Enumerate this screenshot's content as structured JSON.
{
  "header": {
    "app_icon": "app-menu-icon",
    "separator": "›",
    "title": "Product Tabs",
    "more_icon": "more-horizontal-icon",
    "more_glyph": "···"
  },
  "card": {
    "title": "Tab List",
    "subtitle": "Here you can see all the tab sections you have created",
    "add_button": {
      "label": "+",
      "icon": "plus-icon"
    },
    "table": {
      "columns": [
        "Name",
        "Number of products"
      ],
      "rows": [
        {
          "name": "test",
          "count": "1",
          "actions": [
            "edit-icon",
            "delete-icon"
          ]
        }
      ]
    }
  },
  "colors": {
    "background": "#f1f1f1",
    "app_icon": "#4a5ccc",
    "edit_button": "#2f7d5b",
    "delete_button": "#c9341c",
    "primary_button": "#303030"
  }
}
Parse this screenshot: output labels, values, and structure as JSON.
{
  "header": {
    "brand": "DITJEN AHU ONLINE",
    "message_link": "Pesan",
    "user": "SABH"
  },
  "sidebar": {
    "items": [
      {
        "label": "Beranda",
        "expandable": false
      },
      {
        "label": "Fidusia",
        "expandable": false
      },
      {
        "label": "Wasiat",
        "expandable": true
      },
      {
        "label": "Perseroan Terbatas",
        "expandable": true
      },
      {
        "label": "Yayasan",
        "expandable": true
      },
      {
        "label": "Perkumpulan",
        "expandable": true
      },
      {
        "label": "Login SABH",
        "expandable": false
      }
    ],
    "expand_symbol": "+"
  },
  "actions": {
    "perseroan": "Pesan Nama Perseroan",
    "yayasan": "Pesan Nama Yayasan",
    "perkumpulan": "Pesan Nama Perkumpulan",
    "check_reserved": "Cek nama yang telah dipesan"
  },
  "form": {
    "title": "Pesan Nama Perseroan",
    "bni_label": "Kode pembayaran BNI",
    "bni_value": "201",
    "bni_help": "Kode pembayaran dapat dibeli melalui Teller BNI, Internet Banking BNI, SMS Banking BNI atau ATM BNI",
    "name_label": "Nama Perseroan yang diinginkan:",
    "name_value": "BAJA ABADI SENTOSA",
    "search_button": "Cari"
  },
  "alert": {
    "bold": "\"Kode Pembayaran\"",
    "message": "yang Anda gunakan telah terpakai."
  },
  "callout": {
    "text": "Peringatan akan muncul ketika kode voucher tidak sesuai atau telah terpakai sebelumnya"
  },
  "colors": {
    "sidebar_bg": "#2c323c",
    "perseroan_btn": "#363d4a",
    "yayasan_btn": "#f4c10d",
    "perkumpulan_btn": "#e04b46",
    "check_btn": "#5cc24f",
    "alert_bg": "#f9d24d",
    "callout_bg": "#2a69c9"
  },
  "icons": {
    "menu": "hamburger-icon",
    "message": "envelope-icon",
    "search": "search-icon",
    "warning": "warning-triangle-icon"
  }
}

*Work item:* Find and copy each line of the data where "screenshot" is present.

*Response to the exercise:*
Enumerate this screenshot's content as structured JSON.
Parse this screenshot: output labels, values, and structure as JSON.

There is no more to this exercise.